Items from an interface collection:

-*-*-

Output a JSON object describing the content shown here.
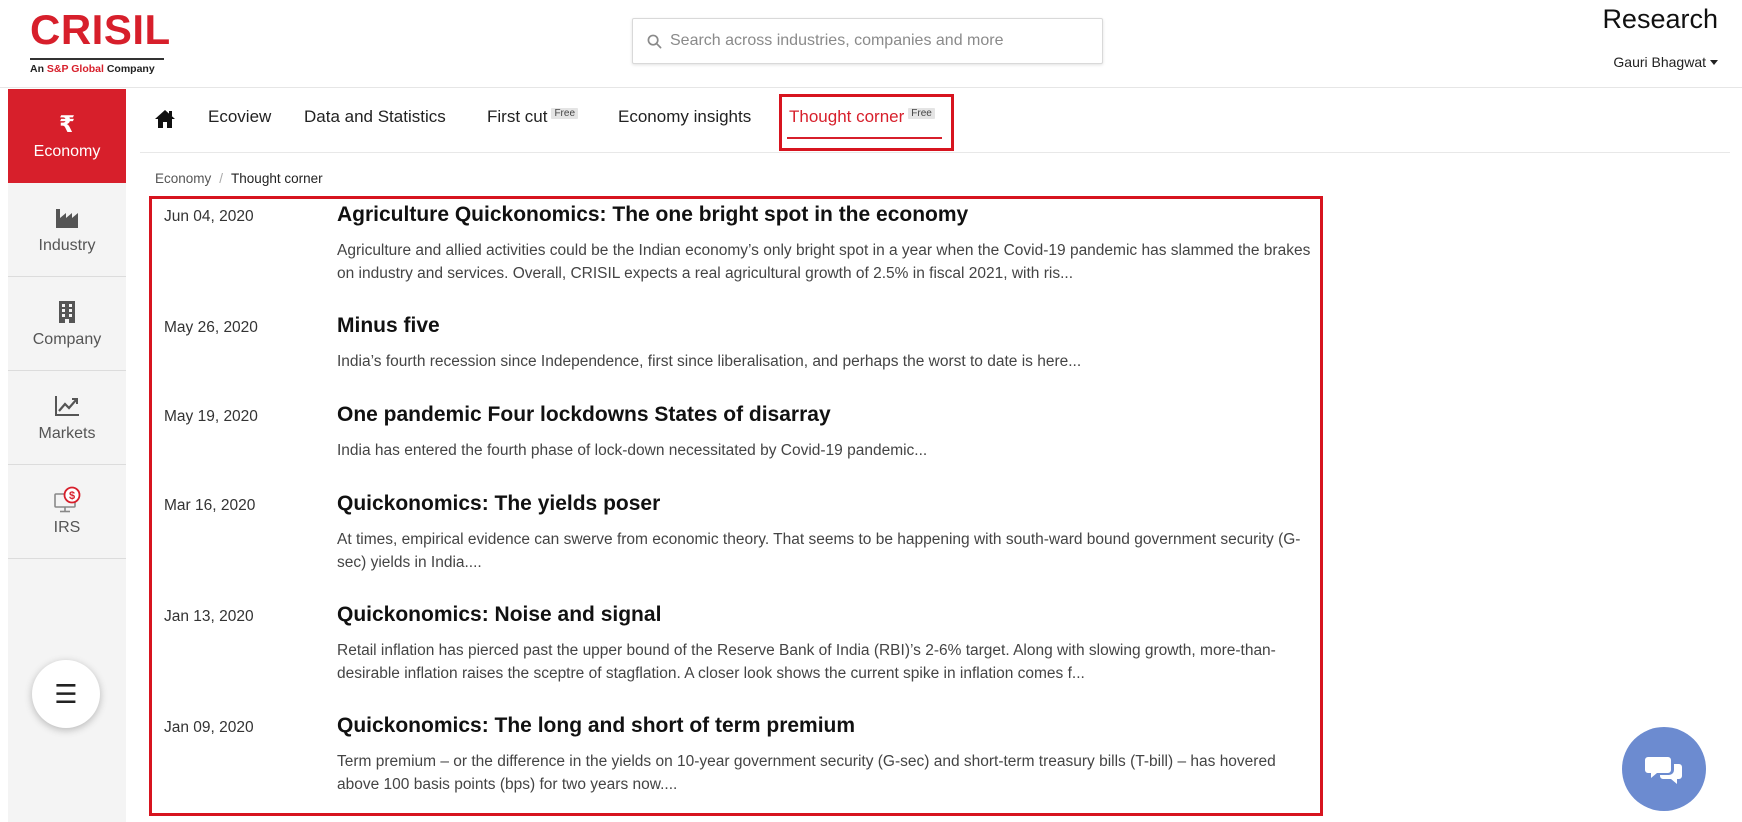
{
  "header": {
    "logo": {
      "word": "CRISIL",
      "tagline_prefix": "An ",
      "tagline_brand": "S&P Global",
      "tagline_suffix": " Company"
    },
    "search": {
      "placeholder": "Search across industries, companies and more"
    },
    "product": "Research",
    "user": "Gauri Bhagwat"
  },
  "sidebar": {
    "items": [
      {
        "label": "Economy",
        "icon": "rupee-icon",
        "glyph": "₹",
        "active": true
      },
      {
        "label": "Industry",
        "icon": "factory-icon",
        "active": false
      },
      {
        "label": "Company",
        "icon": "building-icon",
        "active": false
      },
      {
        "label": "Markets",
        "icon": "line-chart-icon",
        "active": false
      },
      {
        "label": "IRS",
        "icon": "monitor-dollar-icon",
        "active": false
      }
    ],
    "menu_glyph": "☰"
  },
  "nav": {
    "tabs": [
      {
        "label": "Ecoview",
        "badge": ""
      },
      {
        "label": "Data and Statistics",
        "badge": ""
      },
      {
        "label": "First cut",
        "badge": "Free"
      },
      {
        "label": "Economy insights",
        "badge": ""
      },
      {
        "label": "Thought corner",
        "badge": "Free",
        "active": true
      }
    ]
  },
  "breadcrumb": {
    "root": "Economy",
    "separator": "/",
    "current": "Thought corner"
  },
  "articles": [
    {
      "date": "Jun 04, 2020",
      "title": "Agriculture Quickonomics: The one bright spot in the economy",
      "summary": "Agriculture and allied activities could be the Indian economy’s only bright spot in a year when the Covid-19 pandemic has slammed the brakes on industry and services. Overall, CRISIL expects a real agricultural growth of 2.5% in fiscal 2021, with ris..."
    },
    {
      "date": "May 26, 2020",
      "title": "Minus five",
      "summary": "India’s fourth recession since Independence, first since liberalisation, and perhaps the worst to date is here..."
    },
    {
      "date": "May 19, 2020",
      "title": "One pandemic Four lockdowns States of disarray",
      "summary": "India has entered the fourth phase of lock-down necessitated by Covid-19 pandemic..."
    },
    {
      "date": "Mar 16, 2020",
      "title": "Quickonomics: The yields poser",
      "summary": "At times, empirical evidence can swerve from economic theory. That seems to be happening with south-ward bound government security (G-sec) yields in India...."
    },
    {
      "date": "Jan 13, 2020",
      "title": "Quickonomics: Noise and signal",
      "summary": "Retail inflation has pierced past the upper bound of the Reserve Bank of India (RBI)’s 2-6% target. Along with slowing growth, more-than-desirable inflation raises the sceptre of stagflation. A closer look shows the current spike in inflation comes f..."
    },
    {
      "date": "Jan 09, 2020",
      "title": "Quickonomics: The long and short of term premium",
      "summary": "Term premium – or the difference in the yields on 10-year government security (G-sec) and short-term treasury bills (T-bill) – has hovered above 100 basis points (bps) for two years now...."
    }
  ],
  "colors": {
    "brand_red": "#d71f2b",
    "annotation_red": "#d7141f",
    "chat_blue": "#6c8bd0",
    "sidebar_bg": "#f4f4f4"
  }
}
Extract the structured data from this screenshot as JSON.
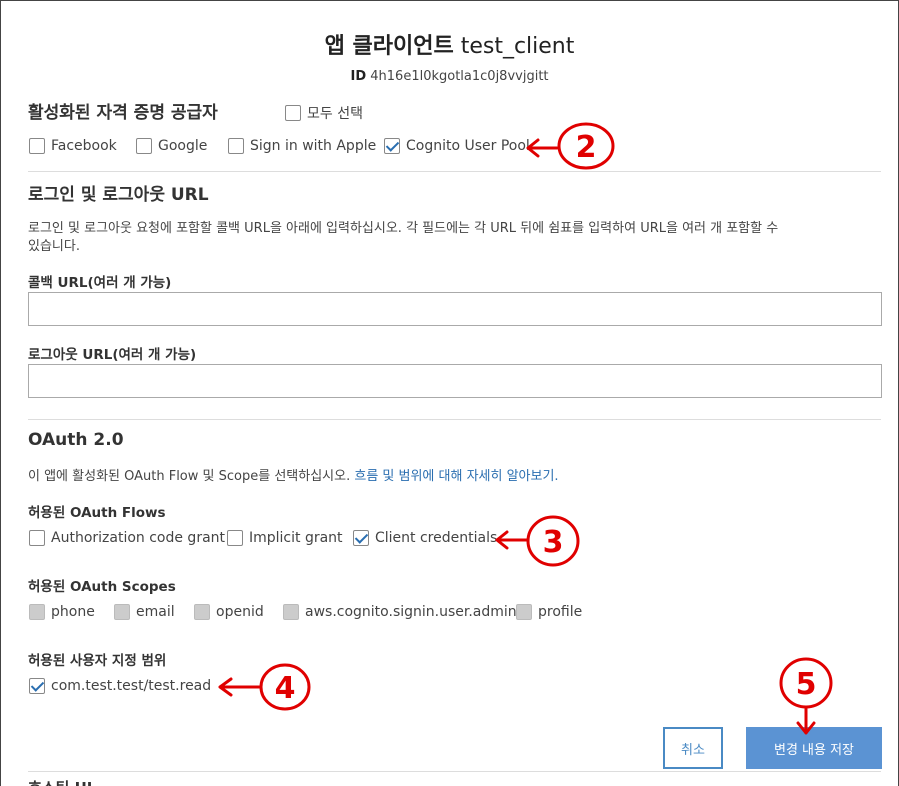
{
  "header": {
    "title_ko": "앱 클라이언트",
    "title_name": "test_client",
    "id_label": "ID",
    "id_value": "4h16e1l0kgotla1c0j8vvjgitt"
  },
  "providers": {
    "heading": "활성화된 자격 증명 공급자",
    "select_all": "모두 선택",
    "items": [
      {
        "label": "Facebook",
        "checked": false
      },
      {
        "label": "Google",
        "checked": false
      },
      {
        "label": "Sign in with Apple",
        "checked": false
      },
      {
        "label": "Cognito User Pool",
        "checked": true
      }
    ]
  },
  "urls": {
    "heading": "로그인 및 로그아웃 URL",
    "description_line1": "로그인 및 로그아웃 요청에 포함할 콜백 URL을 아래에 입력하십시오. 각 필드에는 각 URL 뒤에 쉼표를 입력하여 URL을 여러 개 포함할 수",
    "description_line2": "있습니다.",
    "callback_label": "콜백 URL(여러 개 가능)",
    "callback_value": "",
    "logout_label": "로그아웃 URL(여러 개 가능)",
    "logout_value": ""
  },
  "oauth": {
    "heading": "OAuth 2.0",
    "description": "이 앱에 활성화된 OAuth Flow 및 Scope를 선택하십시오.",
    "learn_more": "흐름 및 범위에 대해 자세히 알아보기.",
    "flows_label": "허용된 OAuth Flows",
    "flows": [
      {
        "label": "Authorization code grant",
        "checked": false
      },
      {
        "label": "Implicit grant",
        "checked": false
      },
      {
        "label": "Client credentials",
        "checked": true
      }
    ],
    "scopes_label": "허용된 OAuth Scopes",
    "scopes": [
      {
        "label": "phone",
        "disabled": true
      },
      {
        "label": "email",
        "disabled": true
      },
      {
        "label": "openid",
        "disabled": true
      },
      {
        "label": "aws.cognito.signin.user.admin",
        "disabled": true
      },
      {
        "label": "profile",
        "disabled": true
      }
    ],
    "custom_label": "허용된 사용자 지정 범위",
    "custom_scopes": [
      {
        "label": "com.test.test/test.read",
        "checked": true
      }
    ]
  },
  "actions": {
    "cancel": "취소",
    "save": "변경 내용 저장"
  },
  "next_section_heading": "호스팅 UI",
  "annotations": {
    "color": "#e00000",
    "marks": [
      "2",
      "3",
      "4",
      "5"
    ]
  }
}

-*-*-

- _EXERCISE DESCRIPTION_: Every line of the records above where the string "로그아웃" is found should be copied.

- _FINAL ANSWER_:
    "heading": "로그인 및 로그아웃 URL",
    "description_line1": "로그인 및 로그아웃 요청에 포함할 콜백 URL을 아래에 입력하십시오. 각 필드에는 각 URL 뒤에 쉼표를 입력하여 URL을 여러 개 포함할 수",
    "logout_label": "로그아웃 URL(여러 개 가능)",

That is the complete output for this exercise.